(Extracted data entries)
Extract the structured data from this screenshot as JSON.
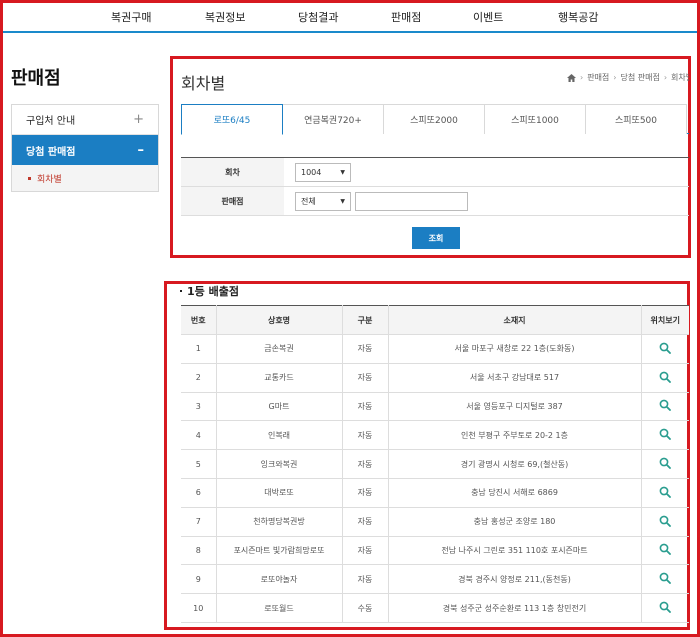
{
  "top_nav": [
    "복권구매",
    "복권정보",
    "당첨결과",
    "판매점",
    "이벤트",
    "행복공감"
  ],
  "page_heading": "판매점",
  "sidebar": {
    "items": [
      {
        "label": "구입처 안내",
        "sign": "+"
      },
      {
        "label": "당첨 판매점",
        "sign": "–"
      }
    ],
    "sub_item": "회차별"
  },
  "section_title": "회차별",
  "breadcrumb": [
    "판매점",
    "당첨 판매점",
    "회차별"
  ],
  "tabs": [
    "로또6/45",
    "연금복권720+",
    "스피또2000",
    "스피또1000",
    "스피또500"
  ],
  "search": {
    "round_label": "회차",
    "round_value": "1004",
    "store_label": "판매점",
    "store_value": "전체",
    "button": "조회"
  },
  "list_title": "1등 배출점",
  "table": {
    "headers": [
      "번호",
      "상호명",
      "구분",
      "소재지",
      "위치보기"
    ],
    "rows": [
      {
        "no": "1",
        "name": "금손복권",
        "type": "자동",
        "address": "서울 마포구 새창로 22 1층(도화동)"
      },
      {
        "no": "2",
        "name": "교통카드",
        "type": "자동",
        "address": "서울 서초구 강남대로 517"
      },
      {
        "no": "3",
        "name": "G마트",
        "type": "자동",
        "address": "서울 영등포구 디지털로 387"
      },
      {
        "no": "4",
        "name": "인복래",
        "type": "자동",
        "address": "인천 부평구 주부토로 20-2 1층"
      },
      {
        "no": "5",
        "name": "잉크와복권",
        "type": "자동",
        "address": "경기 광명시 시청로 69,(철산동)"
      },
      {
        "no": "6",
        "name": "대박로또",
        "type": "자동",
        "address": "충남 당진시 서해로 6869"
      },
      {
        "no": "7",
        "name": "천하명당복권방",
        "type": "자동",
        "address": "충남 홍성군 조양로 180"
      },
      {
        "no": "8",
        "name": "포시즌마트 빛가람희망로또",
        "type": "자동",
        "address": "전남 나주시 그린로 351 110호 포시즌마트"
      },
      {
        "no": "9",
        "name": "로또야놀자",
        "type": "자동",
        "address": "경북 경주시 양정로 211,(동천동)"
      },
      {
        "no": "10",
        "name": "로또월드",
        "type": "수동",
        "address": "경북 성주군 성주순환로 113 1층 창민전기"
      }
    ]
  },
  "colors": {
    "accent": "#1b7ec3",
    "highlight_frame": "#d71920",
    "location_icon": "#2a9d8f"
  }
}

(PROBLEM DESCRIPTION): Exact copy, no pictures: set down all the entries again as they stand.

(THE COMPLETED TASK):
Extract the structured data from this screenshot as JSON.
{
  "top_nav": [
    "복권구매",
    "복권정보",
    "당첨결과",
    "판매점",
    "이벤트",
    "행복공감"
  ],
  "page_heading": "판매점",
  "sidebar": {
    "items": [
      {
        "label": "구입처 안내",
        "sign": "+"
      },
      {
        "label": "당첨 판매점",
        "sign": "–"
      }
    ],
    "sub_item": "회차별"
  },
  "section_title": "회차별",
  "breadcrumb": [
    "판매점",
    "당첨 판매점",
    "회차별"
  ],
  "tabs": [
    "로또6/45",
    "연금복권720+",
    "스피또2000",
    "스피또1000",
    "스피또500"
  ],
  "search": {
    "round_label": "회차",
    "round_value": "1004",
    "store_label": "판매점",
    "store_value": "전체",
    "button": "조회"
  },
  "list_title": "1등 배출점",
  "table": {
    "headers": [
      "번호",
      "상호명",
      "구분",
      "소재지",
      "위치보기"
    ],
    "rows": [
      {
        "no": "1",
        "name": "금손복권",
        "type": "자동",
        "address": "서울 마포구 새창로 22 1층(도화동)"
      },
      {
        "no": "2",
        "name": "교통카드",
        "type": "자동",
        "address": "서울 서초구 강남대로 517"
      },
      {
        "no": "3",
        "name": "G마트",
        "type": "자동",
        "address": "서울 영등포구 디지털로 387"
      },
      {
        "no": "4",
        "name": "인복래",
        "type": "자동",
        "address": "인천 부평구 주부토로 20-2 1층"
      },
      {
        "no": "5",
        "name": "잉크와복권",
        "type": "자동",
        "address": "경기 광명시 시청로 69,(철산동)"
      },
      {
        "no": "6",
        "name": "대박로또",
        "type": "자동",
        "address": "충남 당진시 서해로 6869"
      },
      {
        "no": "7",
        "name": "천하명당복권방",
        "type": "자동",
        "address": "충남 홍성군 조양로 180"
      },
      {
        "no": "8",
        "name": "포시즌마트 빛가람희망로또",
        "type": "자동",
        "address": "전남 나주시 그린로 351 110호 포시즌마트"
      },
      {
        "no": "9",
        "name": "로또야놀자",
        "type": "자동",
        "address": "경북 경주시 양정로 211,(동천동)"
      },
      {
        "no": "10",
        "name": "로또월드",
        "type": "수동",
        "address": "경북 성주군 성주순환로 113 1층 창민전기"
      }
    ]
  },
  "colors": {
    "accent": "#1b7ec3",
    "highlight_frame": "#d71920",
    "location_icon": "#2a9d8f"
  }
}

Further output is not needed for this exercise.